Cape Gazette
http://capegazette.villagesoup.com/p/993427

Lewes' restoration of Madison, Railroad avenues moves ahead

New utilities, streets planned
By Henry J. Evans Jr. | May 08, 2013
Courtesy of: George Miles & Buhr Utility lines beneath Railroad Avenue, shown, and Madison Avenue in Lewes will be replaced and the streets resurfaced as part of a construction project that could begin in early September.

Lewes — A restoration of Lewes’ Madison and Railroad avenues is back on track. Project construction, planned for more than a decade ago, is moving toward starting Tuesday, Sept. 3, a day after Labor Day.

Only a handful of people attended an April 23 public hearing at City Hall where project details were discussed.
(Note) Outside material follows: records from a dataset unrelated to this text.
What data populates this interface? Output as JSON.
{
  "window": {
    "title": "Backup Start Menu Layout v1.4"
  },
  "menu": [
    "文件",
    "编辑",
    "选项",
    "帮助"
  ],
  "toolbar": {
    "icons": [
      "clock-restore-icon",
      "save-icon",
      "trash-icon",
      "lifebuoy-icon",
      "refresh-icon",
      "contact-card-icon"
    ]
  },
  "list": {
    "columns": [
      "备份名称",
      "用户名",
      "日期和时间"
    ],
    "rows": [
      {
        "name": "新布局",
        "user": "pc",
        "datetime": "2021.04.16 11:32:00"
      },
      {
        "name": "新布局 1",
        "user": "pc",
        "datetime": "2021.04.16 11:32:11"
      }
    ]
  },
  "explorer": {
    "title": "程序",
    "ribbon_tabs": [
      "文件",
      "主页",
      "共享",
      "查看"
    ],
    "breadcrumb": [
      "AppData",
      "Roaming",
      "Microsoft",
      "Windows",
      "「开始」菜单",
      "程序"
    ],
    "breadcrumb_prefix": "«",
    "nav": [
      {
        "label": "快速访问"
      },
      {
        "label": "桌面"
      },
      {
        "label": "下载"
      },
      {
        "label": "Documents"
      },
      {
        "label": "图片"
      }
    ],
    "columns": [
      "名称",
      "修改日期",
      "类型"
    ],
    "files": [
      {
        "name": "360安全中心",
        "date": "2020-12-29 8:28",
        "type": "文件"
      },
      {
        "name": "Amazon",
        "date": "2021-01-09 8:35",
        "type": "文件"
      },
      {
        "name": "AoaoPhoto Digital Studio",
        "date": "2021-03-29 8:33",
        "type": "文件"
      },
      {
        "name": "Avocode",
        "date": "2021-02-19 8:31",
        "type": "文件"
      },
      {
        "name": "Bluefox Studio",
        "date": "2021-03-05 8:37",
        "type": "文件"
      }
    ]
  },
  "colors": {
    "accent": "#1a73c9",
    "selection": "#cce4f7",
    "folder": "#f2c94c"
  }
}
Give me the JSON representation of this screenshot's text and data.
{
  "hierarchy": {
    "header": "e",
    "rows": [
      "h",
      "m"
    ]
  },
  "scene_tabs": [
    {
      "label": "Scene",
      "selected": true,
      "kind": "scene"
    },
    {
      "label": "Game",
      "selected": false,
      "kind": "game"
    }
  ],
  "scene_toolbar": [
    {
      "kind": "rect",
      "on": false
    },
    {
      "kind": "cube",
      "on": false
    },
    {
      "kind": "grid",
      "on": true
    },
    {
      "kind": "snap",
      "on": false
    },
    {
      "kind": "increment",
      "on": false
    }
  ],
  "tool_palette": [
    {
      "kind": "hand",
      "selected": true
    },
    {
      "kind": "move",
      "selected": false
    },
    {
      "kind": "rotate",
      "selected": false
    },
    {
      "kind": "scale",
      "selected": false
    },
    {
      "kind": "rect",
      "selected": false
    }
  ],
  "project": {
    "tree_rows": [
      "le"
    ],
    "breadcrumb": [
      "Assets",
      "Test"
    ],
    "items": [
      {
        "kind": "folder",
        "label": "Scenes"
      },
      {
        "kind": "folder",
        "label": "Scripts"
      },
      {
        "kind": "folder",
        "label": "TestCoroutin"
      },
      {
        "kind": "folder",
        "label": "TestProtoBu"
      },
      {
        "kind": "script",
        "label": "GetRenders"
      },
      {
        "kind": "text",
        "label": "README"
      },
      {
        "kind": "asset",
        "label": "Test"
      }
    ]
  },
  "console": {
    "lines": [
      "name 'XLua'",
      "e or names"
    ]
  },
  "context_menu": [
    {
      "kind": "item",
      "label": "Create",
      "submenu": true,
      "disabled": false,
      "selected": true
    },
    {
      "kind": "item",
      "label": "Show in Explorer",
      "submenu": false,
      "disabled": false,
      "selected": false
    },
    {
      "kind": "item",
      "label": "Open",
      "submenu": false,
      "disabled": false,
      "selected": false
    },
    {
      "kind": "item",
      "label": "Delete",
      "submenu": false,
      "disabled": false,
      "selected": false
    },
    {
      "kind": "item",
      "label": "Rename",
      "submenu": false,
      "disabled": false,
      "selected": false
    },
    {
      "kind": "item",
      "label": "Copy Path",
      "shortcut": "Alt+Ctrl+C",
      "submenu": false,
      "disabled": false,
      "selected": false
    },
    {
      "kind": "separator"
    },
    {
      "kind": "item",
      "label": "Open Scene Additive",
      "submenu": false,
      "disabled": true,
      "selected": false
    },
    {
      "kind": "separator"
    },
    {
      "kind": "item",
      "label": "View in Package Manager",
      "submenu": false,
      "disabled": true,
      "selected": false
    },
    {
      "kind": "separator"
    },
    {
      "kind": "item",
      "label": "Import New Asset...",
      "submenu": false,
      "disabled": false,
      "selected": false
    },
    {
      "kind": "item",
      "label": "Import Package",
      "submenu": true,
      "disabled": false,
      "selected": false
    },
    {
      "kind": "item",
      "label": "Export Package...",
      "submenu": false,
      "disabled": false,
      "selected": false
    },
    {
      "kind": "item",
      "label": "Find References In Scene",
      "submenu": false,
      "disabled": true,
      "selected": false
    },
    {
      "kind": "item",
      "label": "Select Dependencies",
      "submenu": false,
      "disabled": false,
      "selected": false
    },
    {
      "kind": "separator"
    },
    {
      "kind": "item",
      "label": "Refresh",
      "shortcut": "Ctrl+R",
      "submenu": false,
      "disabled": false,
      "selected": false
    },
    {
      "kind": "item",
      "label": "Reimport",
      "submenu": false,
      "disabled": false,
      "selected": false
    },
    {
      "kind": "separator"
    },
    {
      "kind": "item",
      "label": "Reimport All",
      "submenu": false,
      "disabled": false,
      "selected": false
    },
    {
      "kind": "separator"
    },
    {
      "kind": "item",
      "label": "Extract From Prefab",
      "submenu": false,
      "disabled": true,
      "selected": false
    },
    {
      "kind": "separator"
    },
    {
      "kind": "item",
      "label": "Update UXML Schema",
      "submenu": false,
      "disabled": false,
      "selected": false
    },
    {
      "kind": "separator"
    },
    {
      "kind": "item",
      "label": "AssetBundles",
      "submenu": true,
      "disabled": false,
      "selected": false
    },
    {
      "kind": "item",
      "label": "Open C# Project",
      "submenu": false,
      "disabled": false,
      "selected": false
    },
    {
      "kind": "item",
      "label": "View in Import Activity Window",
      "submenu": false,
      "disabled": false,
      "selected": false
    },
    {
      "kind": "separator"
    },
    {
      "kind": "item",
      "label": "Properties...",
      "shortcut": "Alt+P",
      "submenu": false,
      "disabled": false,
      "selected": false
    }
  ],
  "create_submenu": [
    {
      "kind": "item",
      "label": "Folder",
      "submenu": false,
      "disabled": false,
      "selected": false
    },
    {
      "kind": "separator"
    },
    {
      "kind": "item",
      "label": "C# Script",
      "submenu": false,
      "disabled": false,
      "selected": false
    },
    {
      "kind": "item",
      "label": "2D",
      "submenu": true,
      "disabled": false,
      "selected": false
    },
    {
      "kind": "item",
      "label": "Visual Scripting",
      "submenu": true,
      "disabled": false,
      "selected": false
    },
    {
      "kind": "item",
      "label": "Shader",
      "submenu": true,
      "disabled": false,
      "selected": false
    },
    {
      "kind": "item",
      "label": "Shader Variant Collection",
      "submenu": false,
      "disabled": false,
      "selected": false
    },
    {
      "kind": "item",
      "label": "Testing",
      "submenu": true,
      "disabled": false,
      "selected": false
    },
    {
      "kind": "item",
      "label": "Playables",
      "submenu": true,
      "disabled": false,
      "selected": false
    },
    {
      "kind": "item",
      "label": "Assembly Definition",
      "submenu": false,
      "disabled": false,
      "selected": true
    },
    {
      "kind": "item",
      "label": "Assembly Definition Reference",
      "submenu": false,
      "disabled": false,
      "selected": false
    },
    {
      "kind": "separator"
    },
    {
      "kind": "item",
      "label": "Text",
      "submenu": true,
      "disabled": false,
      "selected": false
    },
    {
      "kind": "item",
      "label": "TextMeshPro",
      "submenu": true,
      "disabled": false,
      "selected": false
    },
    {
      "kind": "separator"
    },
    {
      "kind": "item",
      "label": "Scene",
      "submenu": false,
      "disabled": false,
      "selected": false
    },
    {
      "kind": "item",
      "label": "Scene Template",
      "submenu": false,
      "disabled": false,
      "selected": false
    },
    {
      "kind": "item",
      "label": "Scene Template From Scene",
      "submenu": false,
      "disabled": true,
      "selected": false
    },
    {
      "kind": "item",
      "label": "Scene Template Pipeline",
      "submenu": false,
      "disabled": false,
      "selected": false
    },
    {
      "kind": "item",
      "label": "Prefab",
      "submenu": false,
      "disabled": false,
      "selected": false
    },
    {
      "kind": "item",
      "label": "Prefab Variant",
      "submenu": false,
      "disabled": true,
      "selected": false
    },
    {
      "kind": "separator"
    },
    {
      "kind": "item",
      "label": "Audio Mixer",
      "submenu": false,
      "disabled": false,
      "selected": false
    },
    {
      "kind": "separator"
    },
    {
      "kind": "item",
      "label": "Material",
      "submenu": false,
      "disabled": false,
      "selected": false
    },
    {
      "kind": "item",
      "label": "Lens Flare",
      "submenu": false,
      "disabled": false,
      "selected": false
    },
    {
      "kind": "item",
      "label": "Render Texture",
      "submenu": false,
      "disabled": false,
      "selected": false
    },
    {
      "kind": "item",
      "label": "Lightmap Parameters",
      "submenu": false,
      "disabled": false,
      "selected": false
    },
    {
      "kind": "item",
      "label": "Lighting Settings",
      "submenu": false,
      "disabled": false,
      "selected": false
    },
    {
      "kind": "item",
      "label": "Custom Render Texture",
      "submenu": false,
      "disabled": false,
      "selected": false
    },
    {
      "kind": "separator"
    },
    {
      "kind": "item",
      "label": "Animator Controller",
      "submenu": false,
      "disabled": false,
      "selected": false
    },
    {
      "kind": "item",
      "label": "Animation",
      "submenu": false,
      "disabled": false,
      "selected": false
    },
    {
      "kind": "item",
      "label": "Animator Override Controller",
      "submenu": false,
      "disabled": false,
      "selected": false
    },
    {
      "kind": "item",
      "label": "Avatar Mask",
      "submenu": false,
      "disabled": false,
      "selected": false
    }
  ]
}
At an estimated cost of $935,000, the city would pay about $370,000 for street reconstruction; Lewes Board of Public Works would pay about $560,000 for underground utilities.

Charlie O’Donnell, an engineer with George Miles & Buhr, said the project would replace aging water and sewer lines, and deteriorating curbs and sidewalks. It will also relocate four utility poles that encroach the street.

The project would also upgrade the intersection at Railroad and Monroe avenues, extending recently completed reconstruction of the railroad crossing.

Madison Avenue would continue to have two-way traffic and parking on both sides, and Railroad Avenue would have two-way traffic with parking on one side.

Both streets would have 4-foot-wide sidewalks on both sides, with a grass area on the west side of Railroad Avenue.

Four-inch high curbs would run along both streets, and both would also be accessible to people with disabilities.

Chesapeake Utilities will also take advantage of the reconstruction to install a natural gas main.

O’Donnell said George Miles & Buhr representatives have met with about half of the 23 homeowners who would be affected by the project.

“There’s only going to be minor interruptions to water and sewer service. I just want to make that clear to you,” he said. During construction, the firm would also have personnel on-site to keep homeowners informed if utility service interruptions were expected to be lengthy.

“It will be a construction site, and it won’t be totally comfortable every hour of the day,” O’Donnell said.

He said during construction, street parking would be restored daily and available after 5 p.m.

 

 

Comments (0)
If you wish to comment, please login.